From the first entry to the last, repeat them all exactly.
─── Record excerpts
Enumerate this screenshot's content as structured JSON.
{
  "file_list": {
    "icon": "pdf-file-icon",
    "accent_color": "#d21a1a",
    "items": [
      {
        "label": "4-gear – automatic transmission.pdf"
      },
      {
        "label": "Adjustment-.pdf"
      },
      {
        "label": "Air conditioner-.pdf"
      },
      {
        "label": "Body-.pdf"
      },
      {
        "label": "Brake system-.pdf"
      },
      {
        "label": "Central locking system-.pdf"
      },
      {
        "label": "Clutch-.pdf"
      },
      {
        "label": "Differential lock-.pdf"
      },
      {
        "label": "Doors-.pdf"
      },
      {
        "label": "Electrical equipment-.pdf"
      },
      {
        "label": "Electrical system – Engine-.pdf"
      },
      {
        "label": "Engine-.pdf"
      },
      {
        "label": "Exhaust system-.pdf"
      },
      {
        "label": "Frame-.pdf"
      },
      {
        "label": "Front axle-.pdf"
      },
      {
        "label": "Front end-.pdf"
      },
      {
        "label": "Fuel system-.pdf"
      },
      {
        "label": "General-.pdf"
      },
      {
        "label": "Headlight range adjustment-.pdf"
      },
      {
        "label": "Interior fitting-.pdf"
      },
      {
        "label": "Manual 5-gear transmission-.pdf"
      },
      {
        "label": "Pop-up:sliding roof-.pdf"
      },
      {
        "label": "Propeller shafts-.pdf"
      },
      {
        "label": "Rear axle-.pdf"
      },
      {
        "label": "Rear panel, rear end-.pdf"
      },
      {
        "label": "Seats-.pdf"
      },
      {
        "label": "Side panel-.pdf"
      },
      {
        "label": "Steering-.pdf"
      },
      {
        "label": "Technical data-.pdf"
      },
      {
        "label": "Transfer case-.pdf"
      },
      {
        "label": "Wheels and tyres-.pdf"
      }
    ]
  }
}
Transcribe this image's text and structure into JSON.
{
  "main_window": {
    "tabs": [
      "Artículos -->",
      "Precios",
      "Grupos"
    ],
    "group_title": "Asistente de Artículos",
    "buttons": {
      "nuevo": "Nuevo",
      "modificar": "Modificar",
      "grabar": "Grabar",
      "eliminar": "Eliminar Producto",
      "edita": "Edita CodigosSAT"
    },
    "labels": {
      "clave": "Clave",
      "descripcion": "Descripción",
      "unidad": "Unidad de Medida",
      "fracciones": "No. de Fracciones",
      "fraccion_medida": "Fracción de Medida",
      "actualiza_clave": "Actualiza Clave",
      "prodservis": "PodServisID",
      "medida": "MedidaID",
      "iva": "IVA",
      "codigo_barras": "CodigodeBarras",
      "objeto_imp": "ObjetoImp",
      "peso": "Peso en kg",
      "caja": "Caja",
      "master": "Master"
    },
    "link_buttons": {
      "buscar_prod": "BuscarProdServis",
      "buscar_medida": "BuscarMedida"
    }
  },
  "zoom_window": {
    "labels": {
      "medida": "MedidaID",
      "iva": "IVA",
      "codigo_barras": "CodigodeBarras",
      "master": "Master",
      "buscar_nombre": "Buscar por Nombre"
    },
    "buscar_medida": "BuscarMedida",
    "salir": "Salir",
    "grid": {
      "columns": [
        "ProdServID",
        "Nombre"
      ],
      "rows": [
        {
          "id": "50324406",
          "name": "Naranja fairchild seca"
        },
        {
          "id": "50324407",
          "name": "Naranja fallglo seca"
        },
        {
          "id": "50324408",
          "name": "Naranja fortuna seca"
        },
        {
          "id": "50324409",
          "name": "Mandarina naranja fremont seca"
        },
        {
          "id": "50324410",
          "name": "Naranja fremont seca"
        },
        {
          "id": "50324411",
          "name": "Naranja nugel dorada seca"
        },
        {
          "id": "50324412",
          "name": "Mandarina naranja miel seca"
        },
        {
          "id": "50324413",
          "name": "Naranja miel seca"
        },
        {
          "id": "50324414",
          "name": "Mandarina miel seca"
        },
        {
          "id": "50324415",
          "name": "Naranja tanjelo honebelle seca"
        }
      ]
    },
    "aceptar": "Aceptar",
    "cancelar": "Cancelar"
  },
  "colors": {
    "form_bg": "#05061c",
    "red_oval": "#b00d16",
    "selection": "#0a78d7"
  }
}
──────
#### [Worked solution]
Enumerate this screenshot's content as structured JSON.
{
  "file_list": {
    "icon": "pdf-file-icon",
    "accent_color": "#d21a1a",
    "items": [
      {
        "label": "4-gear – automatic transmission.pdf"
      },
      {
        "label": "Adjustment-.pdf"
      },
      {
        "label": "Air conditioner-.pdf"
      },
      {
        "label": "Body-.pdf"
      },
      {
        "label": "Brake system-.pdf"
      },
      {
        "label": "Central locking system-.pdf"
      },
      {
        "label": "Clutch-.pdf"
      },
      {
        "label": "Differential lock-.pdf"
      },
      {
        "label": "Doors-.pdf"
      },
      {
        "label": "Electrical equipment-.pdf"
      },
      {
        "label": "Electrical system – Engine-.pdf"
      },
      {
        "label": "Engine-.pdf"
      },
      {
        "label": "Exhaust system-.pdf"
      },
      {
        "label": "Frame-.pdf"
      },
      {
        "label": "Front axle-.pdf"
      },
      {
        "label": "Front end-.pdf"
      },
      {
        "label": "Fuel system-.pdf"
      },
      {
        "label": "General-.pdf"
      },
      {
        "label": "Headlight range adjustment-.pdf"
      },
      {
        "label": "Interior fitting-.pdf"
      },
      {
        "label": "Manual 5-gear transmission-.pdf"
      },
      {
        "label": "Pop-up:sliding roof-.pdf"
      },
      {
        "label": "Propeller shafts-.pdf"
      },
      {
        "label": "Rear axle-.pdf"
      },
      {
        "label": "Rear panel, rear end-.pdf"
      },
      {
        "label": "Seats-.pdf"
      },
      {
        "label": "Side panel-.pdf"
      },
      {
        "label": "Steering-.pdf"
      },
      {
        "label": "Technical data-.pdf"
      },
      {
        "label": "Transfer case-.pdf"
      },
      {
        "label": "Wheels and tyres-.pdf"
      }
    ]
  }
}
Transcribe this image's text and structure into JSON.
{
  "main_window": {
    "tabs": [
      "Artículos -->",
      "Precios",
      "Grupos"
    ],
    "group_title": "Asistente de Artículos",
    "buttons": {
      "nuevo": "Nuevo",
      "modificar": "Modificar",
      "grabar": "Grabar",
      "eliminar": "Eliminar Producto",
      "edita": "Edita CodigosSAT"
    },
    "labels": {
      "clave": "Clave",
      "descripcion": "Descripción",
      "unidad": "Unidad de Medida",
      "fracciones": "No. de Fracciones",
      "fraccion_medida": "Fracción de Medida",
      "actualiza_clave": "Actualiza Clave",
      "prodservis": "PodServisID",
      "medida": "MedidaID",
      "iva": "IVA",
      "codigo_barras": "CodigodeBarras",
      "objeto_imp": "ObjetoImp",
      "peso": "Peso en kg",
      "caja": "Caja",
      "master": "Master"
    },
    "link_buttons": {
      "buscar_prod": "BuscarProdServis",
      "buscar_medida": "BuscarMedida"
    }
  },
  "zoom_window": {
    "labels": {
      "medida": "MedidaID",
      "iva": "IVA",
      "codigo_barras": "CodigodeBarras",
      "master": "Master",
      "buscar_nombre": "Buscar por Nombre"
    },
    "buscar_medida": "BuscarMedida",
    "salir": "Salir",
    "grid": {
      "columns": [
        "ProdServID",
        "Nombre"
      ],
      "rows": [
        {
          "id": "50324406",
          "name": "Naranja fairchild seca"
        },
        {
          "id": "50324407",
          "name": "Naranja fallglo seca"
        },
        {
          "id": "50324408",
          "name": "Naranja fortuna seca"
        },
        {
          "id": "50324409",
          "name": "Mandarina naranja fremont seca"
        },
        {
          "id": "50324410",
          "name": "Naranja fremont seca"
        },
        {
          "id": "50324411",
          "name": "Naranja nugel dorada seca"
        },
        {
          "id": "50324412",
          "name": "Mandarina naranja miel seca"
        },
        {
          "id": "50324413",
          "name": "Naranja miel seca"
        },
        {
          "id": "50324414",
          "name": "Mandarina miel seca"
        },
        {
          "id": "50324415",
          "name": "Naranja tanjelo honebelle seca"
        }
      ]
    },
    "aceptar": "Aceptar",
    "cancelar": "Cancelar"
  },
  "colors": {
    "form_bg": "#05061c",
    "red_oval": "#b00d16",
    "selection": "#0a78d7"
  }
}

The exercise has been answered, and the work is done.